### Records
=== Begin Enclosure ===

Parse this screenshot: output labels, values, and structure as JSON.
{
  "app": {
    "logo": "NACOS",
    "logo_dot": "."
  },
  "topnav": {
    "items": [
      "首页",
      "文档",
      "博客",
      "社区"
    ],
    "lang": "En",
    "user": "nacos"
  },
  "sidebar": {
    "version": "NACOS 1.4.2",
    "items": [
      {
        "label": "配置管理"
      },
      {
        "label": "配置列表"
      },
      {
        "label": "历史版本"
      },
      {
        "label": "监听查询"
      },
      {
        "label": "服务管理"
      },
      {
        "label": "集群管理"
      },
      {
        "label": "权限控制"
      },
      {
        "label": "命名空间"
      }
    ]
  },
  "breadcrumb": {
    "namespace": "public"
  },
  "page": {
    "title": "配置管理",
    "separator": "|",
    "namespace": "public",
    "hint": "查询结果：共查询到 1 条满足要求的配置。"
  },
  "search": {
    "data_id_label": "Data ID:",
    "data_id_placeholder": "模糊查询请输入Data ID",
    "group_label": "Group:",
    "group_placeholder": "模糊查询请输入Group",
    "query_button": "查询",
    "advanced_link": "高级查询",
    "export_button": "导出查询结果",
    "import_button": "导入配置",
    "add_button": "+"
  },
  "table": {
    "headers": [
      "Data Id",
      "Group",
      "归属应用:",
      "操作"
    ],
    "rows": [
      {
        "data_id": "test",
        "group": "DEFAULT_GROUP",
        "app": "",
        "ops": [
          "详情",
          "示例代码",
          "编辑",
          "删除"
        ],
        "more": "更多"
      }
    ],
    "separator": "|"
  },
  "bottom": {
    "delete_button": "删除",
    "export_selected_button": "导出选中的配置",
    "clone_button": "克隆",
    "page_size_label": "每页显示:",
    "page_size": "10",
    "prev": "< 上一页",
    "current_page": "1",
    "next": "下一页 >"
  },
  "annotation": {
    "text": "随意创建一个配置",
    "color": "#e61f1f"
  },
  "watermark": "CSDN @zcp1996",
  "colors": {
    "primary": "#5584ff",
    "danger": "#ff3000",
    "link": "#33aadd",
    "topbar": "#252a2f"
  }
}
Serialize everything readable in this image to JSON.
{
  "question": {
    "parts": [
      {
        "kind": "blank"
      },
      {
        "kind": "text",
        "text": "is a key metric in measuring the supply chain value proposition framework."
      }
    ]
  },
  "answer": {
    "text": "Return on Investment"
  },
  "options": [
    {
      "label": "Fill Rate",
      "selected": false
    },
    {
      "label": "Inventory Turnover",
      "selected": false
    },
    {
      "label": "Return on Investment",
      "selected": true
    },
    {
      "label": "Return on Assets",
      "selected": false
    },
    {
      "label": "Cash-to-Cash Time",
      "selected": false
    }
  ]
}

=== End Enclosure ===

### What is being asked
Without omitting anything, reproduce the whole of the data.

### Response area
Parse this screenshot: output labels, values, and structure as JSON.
{
  "app": {
    "logo": "NACOS",
    "logo_dot": "."
  },
  "topnav": {
    "items": [
      "首页",
      "文档",
      "博客",
      "社区"
    ],
    "lang": "En",
    "user": "nacos"
  },
  "sidebar": {
    "version": "NACOS 1.4.2",
    "items": [
      {
        "label": "配置管理"
      },
      {
        "label": "配置列表"
      },
      {
        "label": "历史版本"
      },
      {
        "label": "监听查询"
      },
      {
        "label": "服务管理"
      },
      {
        "label": "集群管理"
      },
      {
        "label": "权限控制"
      },
      {
        "label": "命名空间"
      }
    ]
  },
  "breadcrumb": {
    "namespace": "public"
  },
  "page": {
    "title": "配置管理",
    "separator": "|",
    "namespace": "public",
    "hint": "查询结果：共查询到 1 条满足要求的配置。"
  },
  "search": {
    "data_id_label": "Data ID:",
    "data_id_placeholder": "模糊查询请输入Data ID",
    "group_label": "Group:",
    "group_placeholder": "模糊查询请输入Group",
    "query_button": "查询",
    "advanced_link": "高级查询",
    "export_button": "导出查询结果",
    "import_button": "导入配置",
    "add_button": "+"
  },
  "table": {
    "headers": [
      "Data Id",
      "Group",
      "归属应用:",
      "操作"
    ],
    "rows": [
      {
        "data_id": "test",
        "group": "DEFAULT_GROUP",
        "app": "",
        "ops": [
          "详情",
          "示例代码",
          "编辑",
          "删除"
        ],
        "more": "更多"
      }
    ],
    "separator": "|"
  },
  "bottom": {
    "delete_button": "删除",
    "export_selected_button": "导出选中的配置",
    "clone_button": "克隆",
    "page_size_label": "每页显示:",
    "page_size": "10",
    "prev": "< 上一页",
    "current_page": "1",
    "next": "下一页 >"
  },
  "annotation": {
    "text": "随意创建一个配置",
    "color": "#e61f1f"
  },
  "watermark": "CSDN @zcp1996",
  "colors": {
    "primary": "#5584ff",
    "danger": "#ff3000",
    "link": "#33aadd",
    "topbar": "#252a2f"
  }
}
Serialize everything readable in this image to JSON.
{
  "question": {
    "parts": [
      {
        "kind": "blank"
      },
      {
        "kind": "text",
        "text": "is a key metric in measuring the supply chain value proposition framework."
      }
    ]
  },
  "answer": {
    "text": "Return on Investment"
  },
  "options": [
    {
      "label": "Fill Rate",
      "selected": false
    },
    {
      "label": "Inventory Turnover",
      "selected": false
    },
    {
      "label": "Return on Investment",
      "selected": true
    },
    {
      "label": "Return on Assets",
      "selected": false
    },
    {
      "label": "Cash-to-Cash Time",
      "selected": false
    }
  ]
}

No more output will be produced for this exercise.